───── PROVIDED DATA

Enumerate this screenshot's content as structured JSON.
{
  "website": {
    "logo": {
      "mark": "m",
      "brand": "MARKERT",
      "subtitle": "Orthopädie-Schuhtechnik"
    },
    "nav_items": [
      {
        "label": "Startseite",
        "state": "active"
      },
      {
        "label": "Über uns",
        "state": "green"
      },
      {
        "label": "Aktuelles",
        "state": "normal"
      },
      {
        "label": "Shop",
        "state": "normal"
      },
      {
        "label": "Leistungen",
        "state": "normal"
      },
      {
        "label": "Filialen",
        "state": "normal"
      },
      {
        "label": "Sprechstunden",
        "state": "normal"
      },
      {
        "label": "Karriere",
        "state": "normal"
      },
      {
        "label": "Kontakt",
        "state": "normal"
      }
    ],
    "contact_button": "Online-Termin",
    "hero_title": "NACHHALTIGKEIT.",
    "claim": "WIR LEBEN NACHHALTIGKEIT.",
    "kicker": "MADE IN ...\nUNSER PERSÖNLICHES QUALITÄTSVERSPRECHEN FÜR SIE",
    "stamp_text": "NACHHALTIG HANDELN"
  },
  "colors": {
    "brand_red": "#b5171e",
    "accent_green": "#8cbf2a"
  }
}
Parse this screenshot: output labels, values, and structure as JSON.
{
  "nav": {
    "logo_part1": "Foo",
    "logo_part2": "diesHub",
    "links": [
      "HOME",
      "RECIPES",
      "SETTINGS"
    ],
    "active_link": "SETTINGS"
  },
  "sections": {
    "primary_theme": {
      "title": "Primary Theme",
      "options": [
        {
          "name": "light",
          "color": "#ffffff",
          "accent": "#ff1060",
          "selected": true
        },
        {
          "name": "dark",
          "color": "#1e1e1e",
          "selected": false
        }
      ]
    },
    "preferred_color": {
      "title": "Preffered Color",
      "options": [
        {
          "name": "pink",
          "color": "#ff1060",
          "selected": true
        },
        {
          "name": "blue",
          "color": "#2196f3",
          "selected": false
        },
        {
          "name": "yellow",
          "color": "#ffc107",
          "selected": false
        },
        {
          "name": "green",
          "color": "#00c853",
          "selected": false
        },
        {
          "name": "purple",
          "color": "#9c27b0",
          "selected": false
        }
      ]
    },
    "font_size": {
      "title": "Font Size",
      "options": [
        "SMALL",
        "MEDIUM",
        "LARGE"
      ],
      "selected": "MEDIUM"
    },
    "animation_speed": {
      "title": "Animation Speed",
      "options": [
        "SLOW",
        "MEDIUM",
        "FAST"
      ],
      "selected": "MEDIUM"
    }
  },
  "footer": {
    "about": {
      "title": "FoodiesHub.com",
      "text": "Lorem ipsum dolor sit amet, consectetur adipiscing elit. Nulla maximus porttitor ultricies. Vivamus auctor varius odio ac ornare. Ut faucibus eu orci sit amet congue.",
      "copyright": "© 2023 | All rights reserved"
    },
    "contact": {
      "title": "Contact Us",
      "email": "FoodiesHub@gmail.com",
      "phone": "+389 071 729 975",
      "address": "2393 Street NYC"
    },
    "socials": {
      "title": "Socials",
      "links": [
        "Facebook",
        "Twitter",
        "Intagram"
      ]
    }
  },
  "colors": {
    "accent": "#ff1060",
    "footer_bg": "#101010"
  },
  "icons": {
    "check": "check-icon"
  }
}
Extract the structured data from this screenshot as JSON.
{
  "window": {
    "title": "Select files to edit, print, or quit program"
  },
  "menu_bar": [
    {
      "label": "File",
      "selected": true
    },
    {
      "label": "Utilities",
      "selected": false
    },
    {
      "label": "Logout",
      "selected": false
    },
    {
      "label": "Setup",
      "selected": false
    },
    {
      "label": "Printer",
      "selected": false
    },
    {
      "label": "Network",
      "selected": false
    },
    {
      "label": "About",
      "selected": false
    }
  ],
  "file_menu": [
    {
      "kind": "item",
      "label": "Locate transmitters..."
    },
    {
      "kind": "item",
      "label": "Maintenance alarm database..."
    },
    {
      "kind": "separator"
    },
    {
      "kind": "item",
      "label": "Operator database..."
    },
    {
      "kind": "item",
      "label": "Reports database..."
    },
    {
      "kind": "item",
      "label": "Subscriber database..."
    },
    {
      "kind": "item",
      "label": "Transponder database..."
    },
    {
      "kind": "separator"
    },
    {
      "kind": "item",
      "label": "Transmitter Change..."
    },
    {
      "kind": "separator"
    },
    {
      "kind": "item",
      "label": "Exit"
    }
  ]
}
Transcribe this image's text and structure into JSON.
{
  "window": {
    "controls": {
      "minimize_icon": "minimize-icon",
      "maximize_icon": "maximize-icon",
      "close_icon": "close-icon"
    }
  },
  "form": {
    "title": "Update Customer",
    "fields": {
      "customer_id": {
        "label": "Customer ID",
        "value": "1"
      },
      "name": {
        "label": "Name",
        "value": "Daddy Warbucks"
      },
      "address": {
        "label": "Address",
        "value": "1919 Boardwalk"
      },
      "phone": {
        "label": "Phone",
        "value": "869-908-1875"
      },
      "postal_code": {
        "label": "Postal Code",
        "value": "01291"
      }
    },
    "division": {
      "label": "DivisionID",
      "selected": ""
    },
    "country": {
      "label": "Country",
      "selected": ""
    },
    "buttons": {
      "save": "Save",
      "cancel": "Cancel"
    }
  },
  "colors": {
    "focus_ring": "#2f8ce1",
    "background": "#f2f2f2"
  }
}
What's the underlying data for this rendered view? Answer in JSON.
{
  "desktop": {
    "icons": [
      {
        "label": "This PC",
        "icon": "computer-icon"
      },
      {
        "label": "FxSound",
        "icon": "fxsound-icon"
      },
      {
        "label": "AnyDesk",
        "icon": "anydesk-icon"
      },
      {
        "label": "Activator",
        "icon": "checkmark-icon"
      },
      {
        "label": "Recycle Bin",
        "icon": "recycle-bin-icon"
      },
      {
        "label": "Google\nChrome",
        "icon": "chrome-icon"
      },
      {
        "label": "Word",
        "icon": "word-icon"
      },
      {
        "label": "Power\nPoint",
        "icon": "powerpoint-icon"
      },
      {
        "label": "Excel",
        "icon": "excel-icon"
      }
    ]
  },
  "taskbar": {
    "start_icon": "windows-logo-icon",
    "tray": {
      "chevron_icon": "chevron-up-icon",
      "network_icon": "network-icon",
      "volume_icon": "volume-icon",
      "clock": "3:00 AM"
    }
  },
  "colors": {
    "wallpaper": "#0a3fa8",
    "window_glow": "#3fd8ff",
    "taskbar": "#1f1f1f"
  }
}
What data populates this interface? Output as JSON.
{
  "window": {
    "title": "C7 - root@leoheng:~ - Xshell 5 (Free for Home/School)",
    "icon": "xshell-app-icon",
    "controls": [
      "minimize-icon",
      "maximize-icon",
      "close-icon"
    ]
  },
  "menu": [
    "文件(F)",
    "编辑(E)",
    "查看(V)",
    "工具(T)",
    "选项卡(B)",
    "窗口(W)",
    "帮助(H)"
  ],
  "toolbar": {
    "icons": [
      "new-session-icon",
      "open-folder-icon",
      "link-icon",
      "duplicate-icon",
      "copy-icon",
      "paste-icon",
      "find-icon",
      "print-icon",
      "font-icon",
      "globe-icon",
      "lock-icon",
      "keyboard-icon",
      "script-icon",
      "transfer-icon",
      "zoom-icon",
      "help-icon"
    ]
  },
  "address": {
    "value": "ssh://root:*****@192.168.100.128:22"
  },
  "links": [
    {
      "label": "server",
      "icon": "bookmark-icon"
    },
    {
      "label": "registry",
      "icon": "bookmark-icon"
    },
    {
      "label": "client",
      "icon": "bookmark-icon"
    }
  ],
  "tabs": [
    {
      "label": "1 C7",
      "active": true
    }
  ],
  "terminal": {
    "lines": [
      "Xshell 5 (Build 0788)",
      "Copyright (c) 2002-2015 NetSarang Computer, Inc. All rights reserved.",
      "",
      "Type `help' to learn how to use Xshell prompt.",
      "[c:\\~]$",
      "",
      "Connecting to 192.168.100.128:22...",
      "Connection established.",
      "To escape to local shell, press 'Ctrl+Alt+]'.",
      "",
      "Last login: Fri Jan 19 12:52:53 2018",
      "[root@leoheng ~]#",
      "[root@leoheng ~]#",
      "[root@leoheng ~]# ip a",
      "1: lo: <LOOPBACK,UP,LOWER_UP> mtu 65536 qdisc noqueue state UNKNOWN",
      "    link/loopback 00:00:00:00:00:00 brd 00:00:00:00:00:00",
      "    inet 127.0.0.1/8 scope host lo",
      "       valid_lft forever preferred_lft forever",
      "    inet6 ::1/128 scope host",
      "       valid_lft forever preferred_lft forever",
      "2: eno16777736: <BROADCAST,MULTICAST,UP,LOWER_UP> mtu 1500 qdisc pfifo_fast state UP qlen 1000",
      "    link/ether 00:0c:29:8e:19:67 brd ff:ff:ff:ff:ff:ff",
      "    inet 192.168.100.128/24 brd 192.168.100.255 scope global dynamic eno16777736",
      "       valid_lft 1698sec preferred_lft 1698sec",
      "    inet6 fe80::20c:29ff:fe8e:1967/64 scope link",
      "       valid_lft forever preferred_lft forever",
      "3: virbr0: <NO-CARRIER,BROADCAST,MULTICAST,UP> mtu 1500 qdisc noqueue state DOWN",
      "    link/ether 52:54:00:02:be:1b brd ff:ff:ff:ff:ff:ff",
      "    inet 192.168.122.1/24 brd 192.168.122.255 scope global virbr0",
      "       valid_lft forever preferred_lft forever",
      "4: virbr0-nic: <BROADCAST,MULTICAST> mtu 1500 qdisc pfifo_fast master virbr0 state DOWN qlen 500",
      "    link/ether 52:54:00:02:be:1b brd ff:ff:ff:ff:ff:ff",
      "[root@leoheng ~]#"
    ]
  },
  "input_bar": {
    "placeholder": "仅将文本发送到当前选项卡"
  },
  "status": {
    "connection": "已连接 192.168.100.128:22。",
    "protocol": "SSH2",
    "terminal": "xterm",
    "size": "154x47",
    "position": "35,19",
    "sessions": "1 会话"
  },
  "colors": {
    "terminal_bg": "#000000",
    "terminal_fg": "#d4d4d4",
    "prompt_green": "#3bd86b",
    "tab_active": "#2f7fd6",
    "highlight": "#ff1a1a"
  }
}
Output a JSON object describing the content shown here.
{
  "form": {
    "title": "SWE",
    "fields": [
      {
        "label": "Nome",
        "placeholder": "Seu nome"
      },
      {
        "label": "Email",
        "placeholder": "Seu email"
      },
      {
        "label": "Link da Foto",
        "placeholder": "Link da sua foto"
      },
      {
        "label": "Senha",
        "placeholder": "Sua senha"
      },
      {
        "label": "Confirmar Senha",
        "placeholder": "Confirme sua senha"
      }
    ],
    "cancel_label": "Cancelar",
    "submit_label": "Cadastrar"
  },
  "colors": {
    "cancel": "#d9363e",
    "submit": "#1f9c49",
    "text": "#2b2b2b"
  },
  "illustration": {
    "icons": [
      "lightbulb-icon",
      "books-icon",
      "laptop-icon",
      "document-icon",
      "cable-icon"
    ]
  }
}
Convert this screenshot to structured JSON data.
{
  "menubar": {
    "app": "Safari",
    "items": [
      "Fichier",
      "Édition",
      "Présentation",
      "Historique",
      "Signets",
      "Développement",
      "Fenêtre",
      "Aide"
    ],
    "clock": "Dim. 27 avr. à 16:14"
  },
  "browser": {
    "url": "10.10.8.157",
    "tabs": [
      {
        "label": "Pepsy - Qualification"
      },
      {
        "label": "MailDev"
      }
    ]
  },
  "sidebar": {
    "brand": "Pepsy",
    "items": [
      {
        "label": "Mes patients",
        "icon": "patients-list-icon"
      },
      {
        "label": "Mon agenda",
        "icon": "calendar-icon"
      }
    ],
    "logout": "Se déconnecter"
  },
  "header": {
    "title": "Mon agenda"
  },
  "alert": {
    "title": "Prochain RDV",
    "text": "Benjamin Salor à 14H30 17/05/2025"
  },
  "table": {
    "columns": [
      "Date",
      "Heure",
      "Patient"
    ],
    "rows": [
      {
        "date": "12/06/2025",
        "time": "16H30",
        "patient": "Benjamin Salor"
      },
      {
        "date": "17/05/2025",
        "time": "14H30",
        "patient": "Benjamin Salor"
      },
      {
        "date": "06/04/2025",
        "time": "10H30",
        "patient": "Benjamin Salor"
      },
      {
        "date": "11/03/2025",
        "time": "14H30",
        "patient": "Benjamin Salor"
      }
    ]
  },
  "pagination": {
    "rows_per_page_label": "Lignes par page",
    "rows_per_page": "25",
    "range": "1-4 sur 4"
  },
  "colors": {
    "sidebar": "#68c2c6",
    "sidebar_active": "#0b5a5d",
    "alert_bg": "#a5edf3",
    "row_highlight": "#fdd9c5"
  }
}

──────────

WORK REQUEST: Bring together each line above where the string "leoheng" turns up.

TASK SOLUTION:
    "title": "C7 - root@leoheng:~ - Xshell 5 (Free for Home/School)",
      "[root@leoheng ~]#",
      "[root@leoheng ~]#",
      "[root@leoheng ~]# ip a",
      "[root@leoheng ~]#"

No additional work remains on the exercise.